▸ WHAT NEEDS TO BE DONE: Could you retype the entries below exactly, omitting every picture?

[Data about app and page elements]
Content starts

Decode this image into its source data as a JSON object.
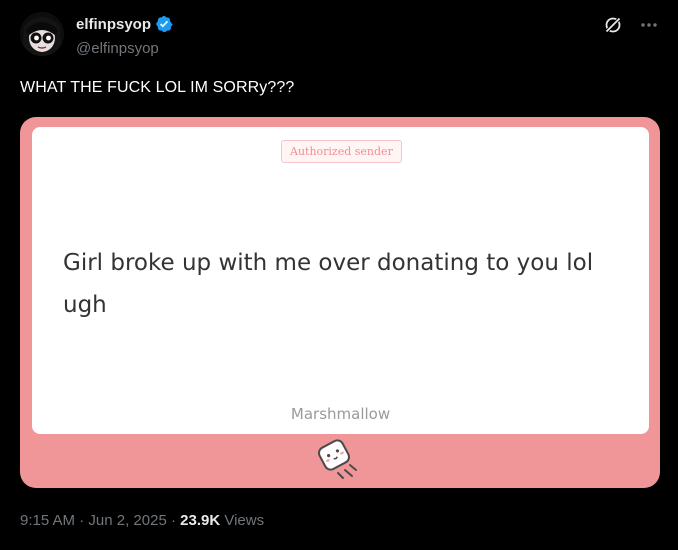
{
  "author": {
    "display_name": "elfinpsyop",
    "handle": "@elfinpsyop",
    "verified": true,
    "verified_color": "#1d9bf0"
  },
  "tweet": {
    "text": "WHAT THE FUCK LOL IM  SORRy???"
  },
  "media": {
    "background_color": "#f09598",
    "badge": "Authorized sender",
    "message": "Girl broke up with me over donating to you lol ugh",
    "signature": "Marshmallow",
    "logo_icon": "marshmallow-logo-icon"
  },
  "meta": {
    "time": "9:15 AM",
    "separator": " · ",
    "date": "Jun 2, 2025",
    "views_count": "23.9K",
    "views_label": "Views"
  },
  "icons": {
    "grok": "grok-icon",
    "more": "more-icon"
  }
}
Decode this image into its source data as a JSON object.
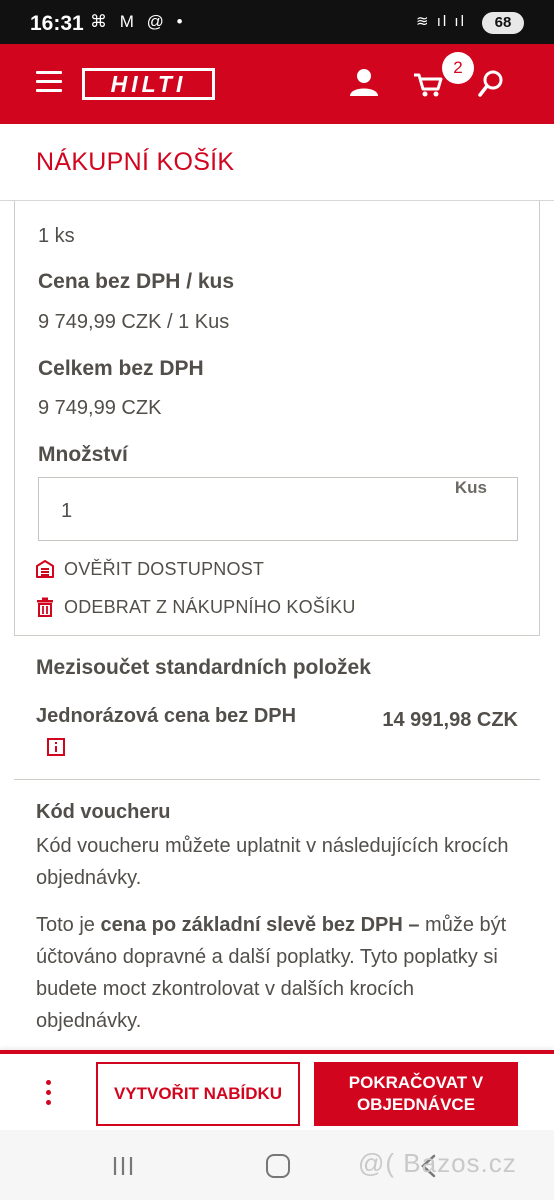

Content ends

▸ ANSWER BOX:
Decode this image into its source data as a JSON object.
{
  "author": {
    "display_name": "elfinpsyop",
    "handle": "@elfinpsyop",
    "verified": true,
    "verified_color": "#1d9bf0"
  },
  "tweet": {
    "text": "WHAT THE FUCK LOL IM  SORRy???"
  },
  "media": {
    "background_color": "#f09598",
    "badge": "Authorized sender",
    "message": "Girl broke up with me over donating to you lol ugh",
    "signature": "Marshmallow",
    "logo_icon": "marshmallow-logo-icon"
  },
  "meta": {
    "time": "9:15 AM",
    "separator": " · ",
    "date": "Jun 2, 2025",
    "views_count": "23.9K",
    "views_label": "Views"
  },
  "icons": {
    "grok": "grok-icon",
    "more": "more-icon"
  }
}
Decode this image into its source data as a JSON object.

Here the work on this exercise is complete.